- PROVIDED MATERIAL:
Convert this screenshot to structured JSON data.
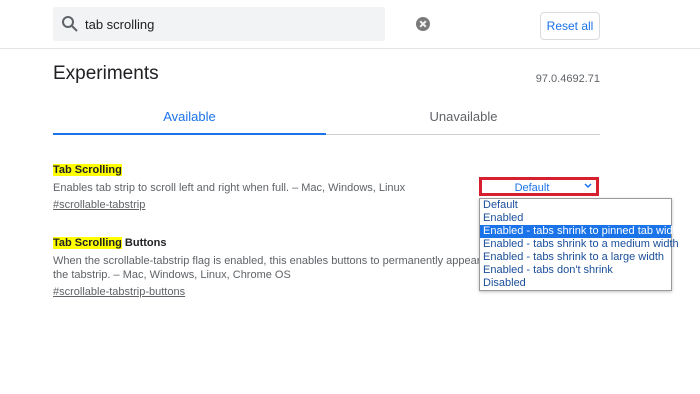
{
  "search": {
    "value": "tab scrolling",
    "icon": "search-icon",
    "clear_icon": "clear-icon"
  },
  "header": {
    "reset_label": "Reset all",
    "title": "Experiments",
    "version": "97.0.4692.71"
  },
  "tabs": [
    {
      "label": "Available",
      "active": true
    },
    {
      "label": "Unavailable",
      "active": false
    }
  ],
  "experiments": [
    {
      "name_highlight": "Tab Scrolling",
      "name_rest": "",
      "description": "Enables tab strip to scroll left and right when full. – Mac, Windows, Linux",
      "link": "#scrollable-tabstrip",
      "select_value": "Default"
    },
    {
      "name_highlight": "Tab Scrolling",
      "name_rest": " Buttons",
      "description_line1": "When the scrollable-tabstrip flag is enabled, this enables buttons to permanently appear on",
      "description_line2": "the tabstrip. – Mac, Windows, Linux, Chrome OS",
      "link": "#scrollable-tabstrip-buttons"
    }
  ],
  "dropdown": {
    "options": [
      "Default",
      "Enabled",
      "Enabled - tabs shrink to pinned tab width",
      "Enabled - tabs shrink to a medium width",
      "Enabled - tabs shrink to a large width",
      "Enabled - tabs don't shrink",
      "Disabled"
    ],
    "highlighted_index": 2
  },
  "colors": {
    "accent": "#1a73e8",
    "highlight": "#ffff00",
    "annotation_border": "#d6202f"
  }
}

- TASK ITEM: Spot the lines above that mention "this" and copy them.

- RESPONSE AREA:
Convert this screenshot to structured JSON data.
      "description_line1": "When the scrollable-tabstrip flag is enabled, this enables buttons to permanently appear on",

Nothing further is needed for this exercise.